[Dataset records Boundary: Start]

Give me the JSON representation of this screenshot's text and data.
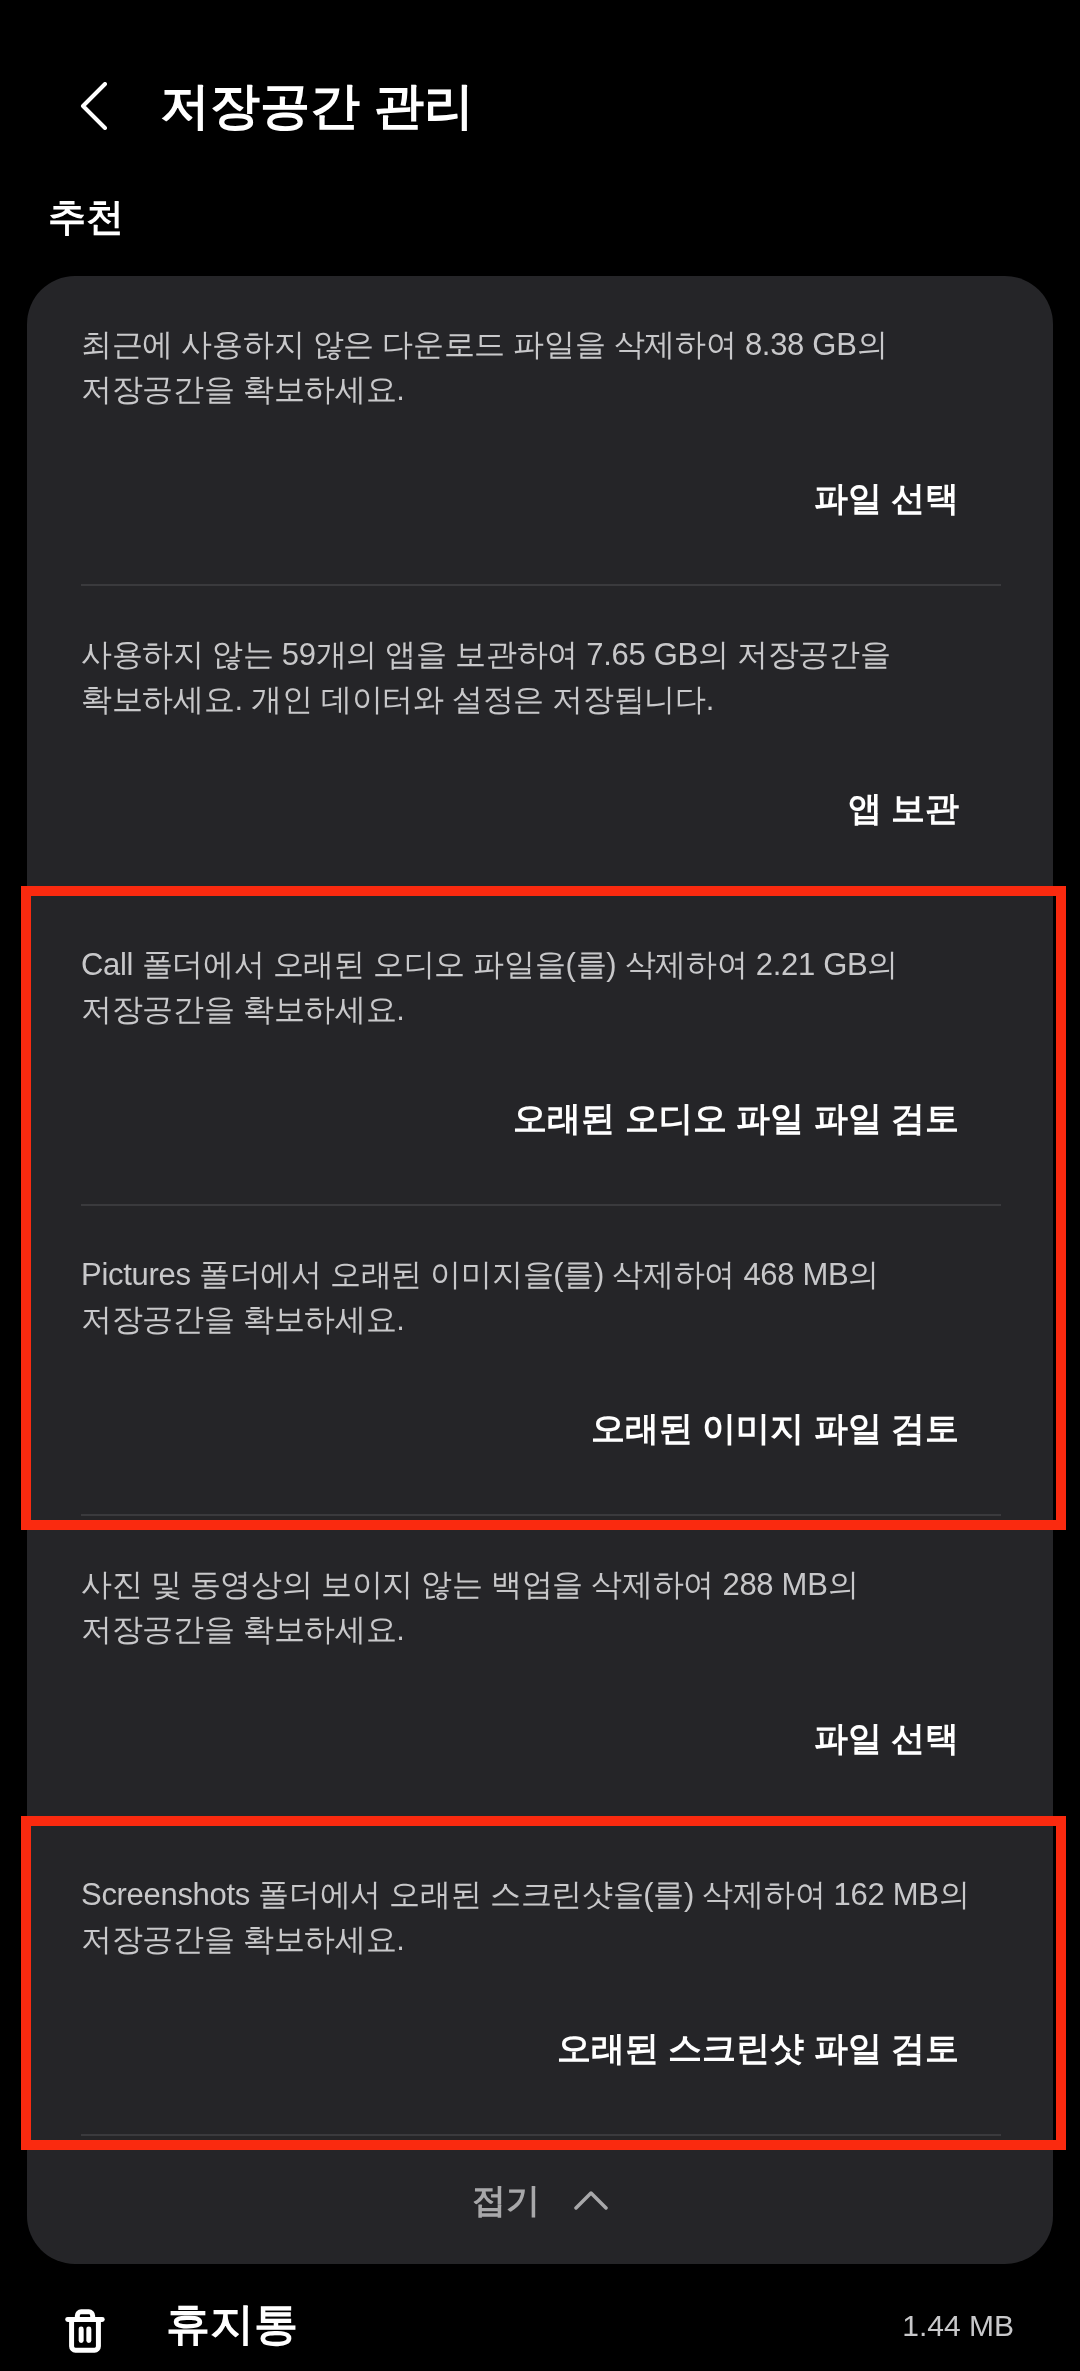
{
  "header": {
    "title": "저장공간 관리"
  },
  "recommendations": {
    "heading": "추천",
    "groups": [
      {
        "highlighted": false,
        "items": [
          {
            "description": "최근에 사용하지 않은 다운로드 파일을 삭제하여 8.38 GB의 저장공간을 확보하세요.",
            "action": "파일 선택"
          },
          {
            "description": "사용하지 않는 59개의 앱을 보관하여 7.65 GB의 저장공간을 확보하세요. 개인 데이터와 설정은 저장됩니다.",
            "action": "앱 보관"
          }
        ]
      },
      {
        "highlighted": true,
        "items": [
          {
            "description": "Call 폴더에서 오래된 오디오 파일을(를) 삭제하여 2.21 GB의 저장공간을 확보하세요.",
            "action": "오래된 오디오 파일 파일 검토"
          },
          {
            "description": "Pictures 폴더에서 오래된 이미지을(를) 삭제하여 468 MB의 저장공간을 확보하세요.",
            "action": "오래된 이미지 파일 검토"
          }
        ]
      },
      {
        "highlighted": false,
        "items": [
          {
            "description": "사진 및 동영상의 보이지 않는 백업을 삭제하여 288 MB의 저장공간을 확보하세요.",
            "action": "파일 선택"
          }
        ]
      },
      {
        "highlighted": true,
        "items": [
          {
            "description": "Screenshots 폴더에서 오래된 스크린샷을(를) 삭제하여 162 MB의 저장공간을 확보하세요.",
            "action": "오래된 스크린샷 파일 검토"
          }
        ]
      }
    ],
    "collapse": {
      "label": "접기",
      "expanded": true
    }
  },
  "storage_items": [
    {
      "label": "휴지통",
      "size": "1.44 MB"
    }
  ]
}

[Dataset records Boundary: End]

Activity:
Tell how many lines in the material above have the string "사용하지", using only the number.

Task result:
2